The most obvious difference is size. My school has 6,000 students. There are 2,000 students in grade 10 and classes are roughly 55 students each. The students remain in their one classroom for virtually all of their classes. The teachers come to them.
Unlike the US, the schools here are ranked according to test scores. The top scores in the region get you into the top schools. I teach at the #1 school, so I teach the kids that scored highest on their exams. Some live near the school, but many live in dorms. A lot of them come from outlying cities and towns, and I even know one girl from Beijing. The school has an excellent reputation.

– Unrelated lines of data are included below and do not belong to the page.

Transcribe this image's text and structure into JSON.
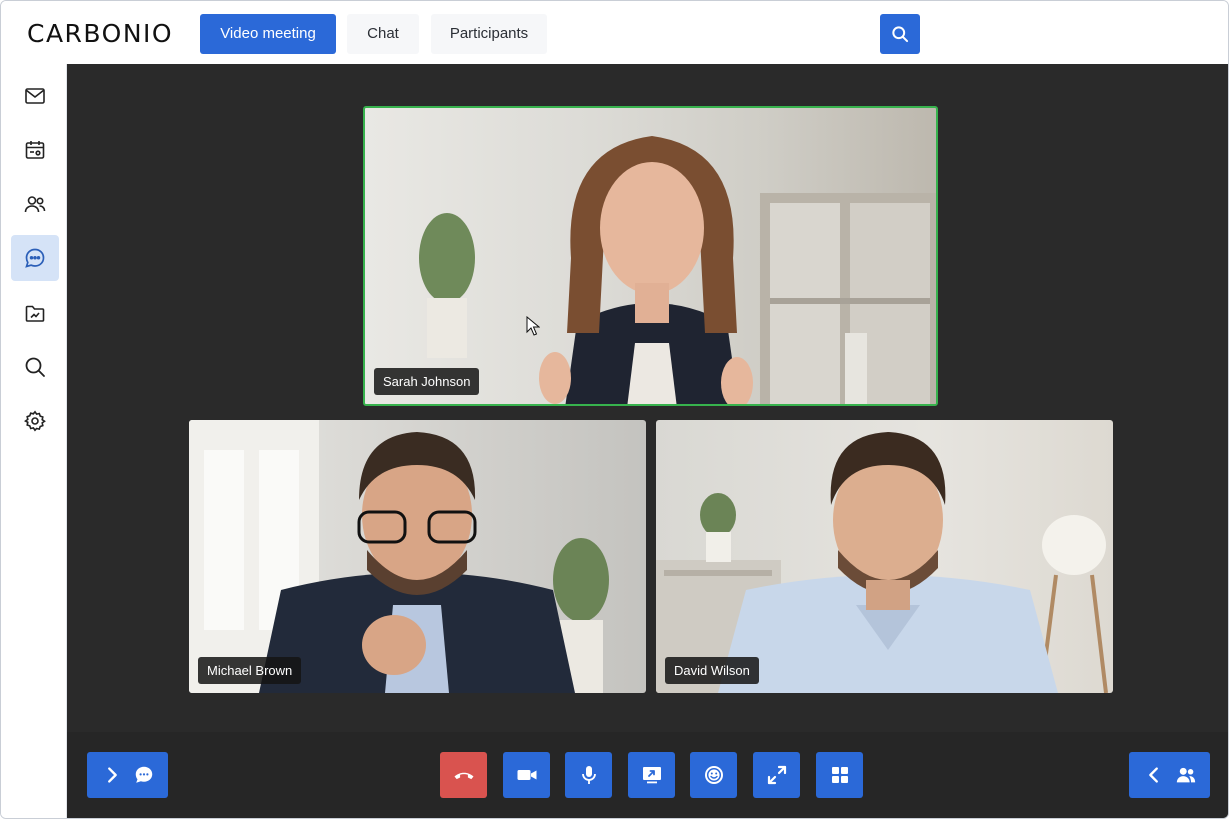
{
  "app": {
    "logo": "CARBONIO"
  },
  "header": {
    "tabs": [
      {
        "label": "Video meeting",
        "active": true
      },
      {
        "label": "Chat",
        "active": false
      },
      {
        "label": "Participants",
        "active": false
      }
    ],
    "search_icon": "search-icon"
  },
  "sidebar": {
    "items": [
      {
        "icon": "mail-icon",
        "active": false
      },
      {
        "icon": "calendar-icon",
        "active": false
      },
      {
        "icon": "contacts-icon",
        "active": false
      },
      {
        "icon": "chat-icon",
        "active": true
      },
      {
        "icon": "files-icon",
        "active": false
      },
      {
        "icon": "search-icon",
        "active": false
      },
      {
        "icon": "gear-icon",
        "active": false
      }
    ]
  },
  "participants": [
    {
      "name": "Sarah Johnson",
      "speaking": true
    },
    {
      "name": "Michael Brown",
      "speaking": false
    },
    {
      "name": "David Wilson",
      "speaking": false
    }
  ],
  "controls": {
    "left": "expand-chat",
    "center": [
      "hangup",
      "camera",
      "microphone",
      "screen-share",
      "emoji",
      "fullscreen",
      "grid-view"
    ],
    "right": "expand-participants"
  },
  "colors": {
    "accent": "#2b69d8",
    "hangup": "#d9534f",
    "speaking": "#37b24d",
    "stage": "#2a2a2a"
  }
}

There are 38 classes in grade 10, and they are also ranked according to test scores. Having the students in one classroom has its advantages. They become a community. They are responsible for the cleanliness of the room, and they have class activities. There are class leaders. Each class also has its own personality. Some are messy, some are neat. The higher ranked classes are always clean and neat, as is the bottom class. They have desks with a compartment, but it doesn't begin to hold all their stuff, so there are big plastic totes in the aisles full of books. It gives them their own space at school where they can study, nap or hang out when there is no class. There is no need for lockers.
Like most students in the world, they wear uniforms. These vary. The colors are royal blue and white. Different grades and classes might have variations. There is a standard polyester sweat suit, a blue polyester blazer, white shirts, blouses, black slacks, and off white slacks. The school is a little lax on uniforms and you see civilian clothes mixed with uniform parts a lot. The atmosphere is a little more relaxed than other schools. Boys shoot hoops between classes, and kids spend time listening to music and talking. I think the administration knows that they work very hard, so they cut them some slack.
The food in the cafeteria is much better here than in most American schools and definitely healthier. Lots of great Chinese food!
The work load is bone crushing. All of the grade 10 kids take the following classes: English, Mandarin, Geography, History, Social Studies, Physics, Chemistry, Biology, Advanced Math, and PE. No elective classes, no art, no music, no organized sports, no dances, no drama class, no film class, and no prom. Also no parties, drugs, drinking, teen pregnancy or car driving.
They go to school 6 days a week and have homework during holidays. They have little time for the Internet and little time to pursue other academic interests. They don't have time for things like TV, movies, or shopping.
They come out of this well prepared for college, and with an incredible work ethic. Their math and science skills dwarf most American kids.
This is the top school, and I don't know what most of the others are like. I have a friend who teaches at #2 school and it is similar, only more strict.
What they don't get in their education is a chance to explore. Since they don't have time, they are limited in the time they could have reading literature, surfing the Net, and socializing. One boy in my English discussion group said that Chinese schools teach you things, but American schools teach you how to learn and question. They could make classes, especially English, smaller. I also think it wouldn't hurt to let them have a dance every once in a while.
They also don't have organized sports. The government thinks this would be a distraction to their studies. Maybe. I do know that my students are bookish kids with puny arms, except for the basketball dudes, and when they had a sports day, the performances were a little pathetic. Kind of like Napoleon Dynamite playing tetherball.
I didn't tell the kids about how many fewer classes American kids had to take, that many take just a few classes a day and they have weekends off. I didn't have the heart. I did say that a lot of kids opted for easier classes, which didn't necessarily prepare them for the future. I also talked about how hard the top students worked, just like them, only it was a bit of a lie. They still have dances, and a social life. They might even have time to participate in sports! Our kids have it easier, a lot easier, and that was something I tried hard not to emphasize since I didn't want to crush their spirits. Instead, I tried to put a positive spin on how they were building on their future, and how impressed I am with their work ethic and intelligence. Which I am.